Understanding Vaccine Passports & HIPAA
The Health Insurance Portability and Accountability Act of 1996 (HIPAA) is a federal law that required the creation of national standards to protect sensitive patient health information from being disclosed without the patient’s consent or knowledge. The US Department of Health and Human Services (HHS) issued the HIPAA Privacy Rule to implement the requirements of HIPAA. The HIPAA Security Rule protects a subset of information covered by the Privacy Rule.
The Privacy Rule standards address the use and disclosure of patients health information (protected health information) by covered entities subject to the Privacy Rule. Furthermore, it also contains standards for patients rights to understand and control how their health information is used. There are four kinds of covered entities:

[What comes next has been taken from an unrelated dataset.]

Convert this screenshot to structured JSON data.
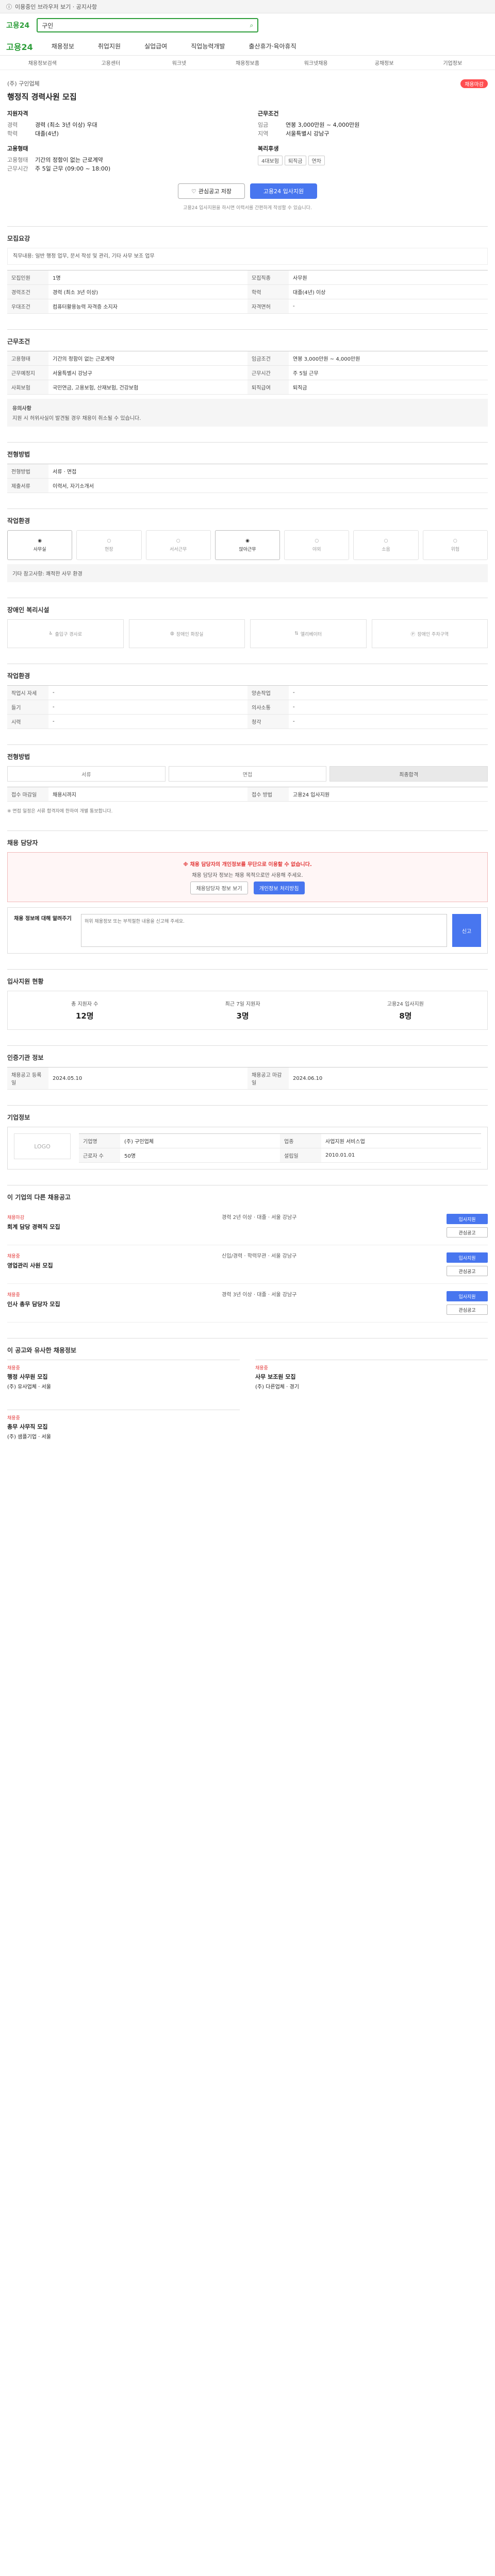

- Healthcare Providers
- Health Plans
- Health Clearinghouses
- Business Associates
Covered entities are allowed to use and disclose protected health information, without the patient's authorisation, exclusively for one of the following reasons:
- Disclosure to the individual.
- Treatment, payment, and healthcare operations.
- Opportunity to agree or object to the disclosure of PHI.
- Incident to an otherwise permitted use and disclosure.
- Public interest and benefit activities.
That being said, do vaccine passports violate HIPAA? Or do they not?
According to several reports recently published gathering expert opinions from sources dedicted to compliance within the healthcare sector, including one by The Washington Post, although HIPAA is used to protect sensitive medical information, it only applies to how physicians, hospitals and health insurers share a patient's information with third-party entities. Meaning, vaccine passports qualify as protected health information, but an airline, for example, is not a healthcare provider. Of course, an airline is obliged to follow state privacy and identity theft policies but it isn't affected by HIPAA. Therefore, it can be concluded that vaccine passports, although they can be considered as a violation of privacy, do not precisely violate HIPAA regulations.
A couple weeks ago, Anthony Fauci, MD, director of the National Institute of Allergy and Infectious Diseases, went on Politico's 'Dispatch' Podcast and said that the federal government will not mandate COVID-19 vaccine passports for businesses or events. Dr. Fauci said COVID-19 passports are being developed by private companies and businesses will decide whether they adopt them with little involvement from the federal government.
It is only logical that, just like public opinion, state policies are equally polarised. New York became the first state to launch a COVID-19 vaccine passport on March 26, and the state now uses IBM's passport for events and other large gatherings. A week later, on April 2, Florida Gov. Ron DeSantis signed an executive order prohibiting the use of COVID-19 vaccine passports in the state, banning any government entity from issuing vaccine passports and preventing businesses from requiring any such documentation of consumers.
Either in agreement or disagreement with this analysis, in favor or against the passports in question, it seems like they are here to stay, bringing with them positive aspects and raising valid concerns.
Some positive aspects of vaccine passports include:
- They allow holders to return to normality or at least a new normality.
- This return to normality, for those holding the passport in question, potentially encourages hesitant people to take the shot, increasing the number of inoculated people.
Some concerns regarding vaccine passports include:
- Privacy: Allowing businesses to access people’s healthcare information can be considered a violation of privacy.
- Fakes: Many counterfeit COVID-19 passports are being sold online by anonymous traders.
- Discrimination: Communities or individuals who haven’t had the chance to get a shot, or are simply more skeptical about taking the vaccine at all, would be treated unequally.
- False Safety: It can create a false sense of safety as the number of mutations rapidly increases and it is unclear if all vaccines will be effective against all future mutations of the virus. Furthermore, research still needs to be made as it is unknown whether vaccinated people can contract an asymptomatic case of COVID-19.
Learn more about Alyne's Content Library and the comprehensive mapping of The Health Insurance and Accountability Management Act (HIPAA), covering not only section 164.3xx (Security Standards), but also the rules outlined in section 164.4xx (Breach Notification) and section 164.5xx (Privacy Aspects).